» **EXERCISE DIRECTIONS**
What lines in the records below mention "badge"? List them all.

Segment Start: RECORDED DATA

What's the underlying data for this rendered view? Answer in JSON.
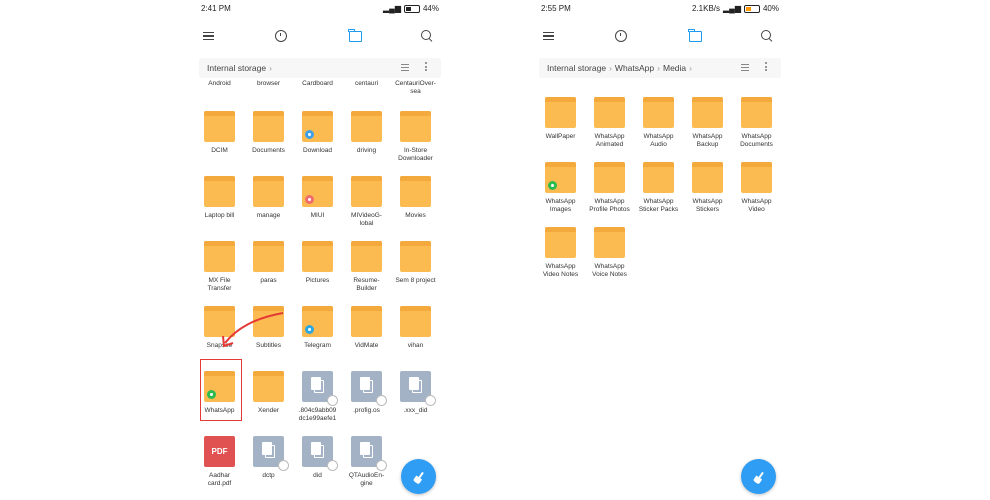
{
  "left_phone": {
    "status": {
      "time": "2:41 PM",
      "battery": "44%",
      "speed": ""
    },
    "breadcrumb": [
      "Internal storage"
    ],
    "top_row_labels": [
      "Android",
      "browser",
      "Cardboard",
      "centauri",
      "CentauriOver-\nsea"
    ],
    "rows": [
      [
        {
          "label": "DCIM",
          "kind": "folder"
        },
        {
          "label": "Documents",
          "kind": "folder"
        },
        {
          "label": "Download",
          "kind": "folder",
          "badge": "blue"
        },
        {
          "label": "driving",
          "kind": "folder"
        },
        {
          "label": "In-Store\nDownloader",
          "kind": "folder"
        }
      ],
      [
        {
          "label": "Laptop bill",
          "kind": "folder"
        },
        {
          "label": "manage",
          "kind": "folder"
        },
        {
          "label": "MIUI",
          "kind": "folder",
          "badge": "pink"
        },
        {
          "label": "MIVideoG-\nlobal",
          "kind": "folder"
        },
        {
          "label": "Movies",
          "kind": "folder"
        }
      ],
      [
        {
          "label": "MX File\nTransfer",
          "kind": "folder"
        },
        {
          "label": "paras",
          "kind": "folder"
        },
        {
          "label": "Pictures",
          "kind": "folder"
        },
        {
          "label": "Resume-\nBuilder",
          "kind": "folder"
        },
        {
          "label": "Sem 8 project",
          "kind": "folder"
        }
      ],
      [
        {
          "label": "Snapsee",
          "kind": "folder"
        },
        {
          "label": "Subtitles",
          "kind": "folder"
        },
        {
          "label": "Telegram",
          "kind": "folder",
          "badge": "tg"
        },
        {
          "label": "VidMate",
          "kind": "folder"
        },
        {
          "label": "vihan",
          "kind": "folder"
        }
      ],
      [
        {
          "label": "WhatsApp",
          "kind": "folder",
          "badge": "green"
        },
        {
          "label": "Xender",
          "kind": "folder"
        },
        {
          "label": ".804c9abb09\ndc1e99aefe1",
          "kind": "file"
        },
        {
          "label": ".profig.os",
          "kind": "file"
        },
        {
          "label": ".xxx_did",
          "kind": "file"
        }
      ],
      [
        {
          "label": "Aadhar\ncard.pdf",
          "kind": "pdf"
        },
        {
          "label": "dctp",
          "kind": "file"
        },
        {
          "label": "did",
          "kind": "file"
        },
        {
          "label": "QTAudioEn-\ngine",
          "kind": "file"
        }
      ]
    ],
    "pdf_text": "PDF"
  },
  "right_phone": {
    "status": {
      "time": "2:55 PM",
      "battery": "40%",
      "speed": "2.1KB/s"
    },
    "breadcrumb": [
      "Internal storage",
      "WhatsApp",
      "Media"
    ],
    "rows": [
      [
        {
          "label": "WallPaper",
          "kind": "folder"
        },
        {
          "label": "WhatsApp\nAnimated",
          "kind": "folder"
        },
        {
          "label": "WhatsApp\nAudio",
          "kind": "folder"
        },
        {
          "label": "WhatsApp\nBackup",
          "kind": "folder"
        },
        {
          "label": "WhatsApp\nDocuments",
          "kind": "folder"
        }
      ],
      [
        {
          "label": "WhatsApp\nImages",
          "kind": "folder",
          "badge": "green"
        },
        {
          "label": "WhatsApp\nProfile Photos",
          "kind": "folder"
        },
        {
          "label": "WhatsApp\nSticker Packs",
          "kind": "folder"
        },
        {
          "label": "WhatsApp\nStickers",
          "kind": "folder"
        },
        {
          "label": "WhatsApp\nVideo",
          "kind": "folder"
        }
      ],
      [
        {
          "label": "WhatsApp\nVideo Notes",
          "kind": "folder"
        },
        {
          "label": "WhatsApp\nVoice Notes",
          "kind": "folder"
        }
      ]
    ]
  },
  "colors": {
    "accent": "#2f9df4",
    "folder": "#fbbb50",
    "highlight": "#e53935"
  },
  "icons": [
    "menu-icon",
    "clock-icon",
    "folder-icon",
    "search-icon",
    "list-view-icon",
    "more-icon",
    "clean-icon"
  ]
}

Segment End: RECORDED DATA

» **FINISHED TASK**
          "badge": "blue"
          "badge": "pink"
          "badge": "tg"
          "badge": "green"
          "badge": "green"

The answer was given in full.